Records shown
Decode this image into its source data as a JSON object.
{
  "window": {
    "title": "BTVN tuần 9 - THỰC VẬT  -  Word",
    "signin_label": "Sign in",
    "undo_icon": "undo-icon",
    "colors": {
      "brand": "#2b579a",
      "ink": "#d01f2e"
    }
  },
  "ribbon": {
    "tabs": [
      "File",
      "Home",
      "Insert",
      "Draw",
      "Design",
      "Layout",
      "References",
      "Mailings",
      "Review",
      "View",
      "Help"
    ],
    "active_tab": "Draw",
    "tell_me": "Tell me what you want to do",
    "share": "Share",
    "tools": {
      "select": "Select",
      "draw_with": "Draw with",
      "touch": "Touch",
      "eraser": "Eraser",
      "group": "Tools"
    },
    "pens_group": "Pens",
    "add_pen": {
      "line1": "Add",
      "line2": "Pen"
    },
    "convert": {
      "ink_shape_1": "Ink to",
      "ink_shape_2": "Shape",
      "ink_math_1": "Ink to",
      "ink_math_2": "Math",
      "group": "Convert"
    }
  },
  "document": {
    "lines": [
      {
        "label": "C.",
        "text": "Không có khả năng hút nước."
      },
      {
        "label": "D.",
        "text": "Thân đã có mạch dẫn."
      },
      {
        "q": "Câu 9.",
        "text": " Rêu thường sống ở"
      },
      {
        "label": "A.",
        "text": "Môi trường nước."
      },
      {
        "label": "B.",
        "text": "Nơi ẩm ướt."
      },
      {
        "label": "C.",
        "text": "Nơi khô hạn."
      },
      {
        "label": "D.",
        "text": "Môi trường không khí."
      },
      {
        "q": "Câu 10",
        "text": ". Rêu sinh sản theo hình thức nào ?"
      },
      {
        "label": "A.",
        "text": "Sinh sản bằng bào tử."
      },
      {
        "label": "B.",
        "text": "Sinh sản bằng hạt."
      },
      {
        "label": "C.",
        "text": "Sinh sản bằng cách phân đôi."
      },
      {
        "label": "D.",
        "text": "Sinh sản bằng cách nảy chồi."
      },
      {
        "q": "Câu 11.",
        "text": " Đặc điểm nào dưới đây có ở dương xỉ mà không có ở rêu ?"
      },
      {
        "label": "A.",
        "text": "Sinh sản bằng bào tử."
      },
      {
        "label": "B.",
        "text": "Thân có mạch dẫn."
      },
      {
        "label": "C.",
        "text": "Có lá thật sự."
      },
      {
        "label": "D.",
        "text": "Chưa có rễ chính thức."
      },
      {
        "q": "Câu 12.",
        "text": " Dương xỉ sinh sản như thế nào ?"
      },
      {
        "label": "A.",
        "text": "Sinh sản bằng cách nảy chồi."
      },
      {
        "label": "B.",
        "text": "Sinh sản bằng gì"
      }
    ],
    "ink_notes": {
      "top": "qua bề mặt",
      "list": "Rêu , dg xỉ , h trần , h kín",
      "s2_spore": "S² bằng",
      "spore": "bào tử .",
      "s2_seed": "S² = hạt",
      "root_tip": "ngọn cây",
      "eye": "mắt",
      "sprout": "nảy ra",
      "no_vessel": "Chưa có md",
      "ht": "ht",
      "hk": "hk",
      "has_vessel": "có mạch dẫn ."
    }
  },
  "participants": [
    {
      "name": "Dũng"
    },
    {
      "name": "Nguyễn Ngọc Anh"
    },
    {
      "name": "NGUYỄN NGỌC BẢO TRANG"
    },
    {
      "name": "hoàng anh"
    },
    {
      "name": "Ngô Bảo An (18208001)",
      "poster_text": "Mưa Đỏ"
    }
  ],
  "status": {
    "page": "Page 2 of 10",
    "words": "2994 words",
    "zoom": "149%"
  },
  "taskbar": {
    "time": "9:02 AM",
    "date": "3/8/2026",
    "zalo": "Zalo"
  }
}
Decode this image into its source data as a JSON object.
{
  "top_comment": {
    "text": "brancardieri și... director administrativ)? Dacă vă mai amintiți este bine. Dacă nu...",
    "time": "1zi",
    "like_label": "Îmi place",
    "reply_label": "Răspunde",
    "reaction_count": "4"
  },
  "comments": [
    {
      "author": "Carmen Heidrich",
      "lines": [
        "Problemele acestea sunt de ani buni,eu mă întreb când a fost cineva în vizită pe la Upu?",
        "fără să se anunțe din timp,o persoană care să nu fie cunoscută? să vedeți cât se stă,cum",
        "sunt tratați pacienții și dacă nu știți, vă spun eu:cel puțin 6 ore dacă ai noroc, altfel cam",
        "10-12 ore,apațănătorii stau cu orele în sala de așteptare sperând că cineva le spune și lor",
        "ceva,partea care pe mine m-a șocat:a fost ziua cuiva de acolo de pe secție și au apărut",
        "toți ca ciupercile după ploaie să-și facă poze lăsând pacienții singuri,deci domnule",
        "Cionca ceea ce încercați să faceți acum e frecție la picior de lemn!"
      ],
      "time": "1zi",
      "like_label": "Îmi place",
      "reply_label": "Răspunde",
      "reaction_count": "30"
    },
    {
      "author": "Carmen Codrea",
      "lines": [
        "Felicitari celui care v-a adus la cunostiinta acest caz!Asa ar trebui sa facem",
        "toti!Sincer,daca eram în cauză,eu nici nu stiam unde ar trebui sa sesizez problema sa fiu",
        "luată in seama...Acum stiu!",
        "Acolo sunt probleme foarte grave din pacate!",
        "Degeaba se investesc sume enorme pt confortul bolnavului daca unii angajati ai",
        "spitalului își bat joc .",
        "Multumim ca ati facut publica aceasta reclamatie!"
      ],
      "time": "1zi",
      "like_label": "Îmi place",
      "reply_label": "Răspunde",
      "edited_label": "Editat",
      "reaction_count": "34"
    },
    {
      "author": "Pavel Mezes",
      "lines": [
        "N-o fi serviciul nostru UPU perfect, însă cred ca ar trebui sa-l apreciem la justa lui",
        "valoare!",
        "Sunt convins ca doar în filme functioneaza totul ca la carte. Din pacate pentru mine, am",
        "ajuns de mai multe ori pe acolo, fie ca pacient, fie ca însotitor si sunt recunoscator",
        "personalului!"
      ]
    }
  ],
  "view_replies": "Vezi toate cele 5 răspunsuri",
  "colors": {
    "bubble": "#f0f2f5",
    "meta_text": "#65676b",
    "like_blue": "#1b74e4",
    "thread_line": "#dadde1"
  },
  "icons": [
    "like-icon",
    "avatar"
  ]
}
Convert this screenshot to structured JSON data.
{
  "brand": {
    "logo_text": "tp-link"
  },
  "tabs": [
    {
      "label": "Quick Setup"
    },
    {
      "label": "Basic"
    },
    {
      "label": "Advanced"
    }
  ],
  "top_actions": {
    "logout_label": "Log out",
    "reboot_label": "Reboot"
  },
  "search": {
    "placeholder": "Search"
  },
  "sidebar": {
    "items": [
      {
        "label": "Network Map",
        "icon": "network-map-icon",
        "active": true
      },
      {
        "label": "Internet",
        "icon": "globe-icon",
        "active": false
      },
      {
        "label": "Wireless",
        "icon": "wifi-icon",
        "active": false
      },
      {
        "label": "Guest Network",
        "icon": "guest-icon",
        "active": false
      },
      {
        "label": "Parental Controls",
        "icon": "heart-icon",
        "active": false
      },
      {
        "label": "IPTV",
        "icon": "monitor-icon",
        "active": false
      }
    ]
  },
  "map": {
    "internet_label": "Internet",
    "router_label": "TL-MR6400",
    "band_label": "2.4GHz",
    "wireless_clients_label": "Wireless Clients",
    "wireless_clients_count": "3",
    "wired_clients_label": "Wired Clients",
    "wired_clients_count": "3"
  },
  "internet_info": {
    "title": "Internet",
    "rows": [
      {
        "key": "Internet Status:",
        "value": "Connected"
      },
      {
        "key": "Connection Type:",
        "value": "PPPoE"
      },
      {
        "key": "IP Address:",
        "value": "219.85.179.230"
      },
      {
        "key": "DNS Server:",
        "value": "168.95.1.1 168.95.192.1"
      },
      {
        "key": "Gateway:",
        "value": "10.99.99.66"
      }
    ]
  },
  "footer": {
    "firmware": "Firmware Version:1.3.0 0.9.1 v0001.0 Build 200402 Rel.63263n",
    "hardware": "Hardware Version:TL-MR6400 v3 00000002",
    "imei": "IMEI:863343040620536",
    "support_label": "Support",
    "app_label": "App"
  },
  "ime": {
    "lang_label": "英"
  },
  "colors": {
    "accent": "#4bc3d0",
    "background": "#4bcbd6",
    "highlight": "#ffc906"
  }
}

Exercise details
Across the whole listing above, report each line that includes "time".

Problem solution
    "time": "9:02 AM",
    "time": "1zi",
      "time": "1zi",
      "time": "1zi",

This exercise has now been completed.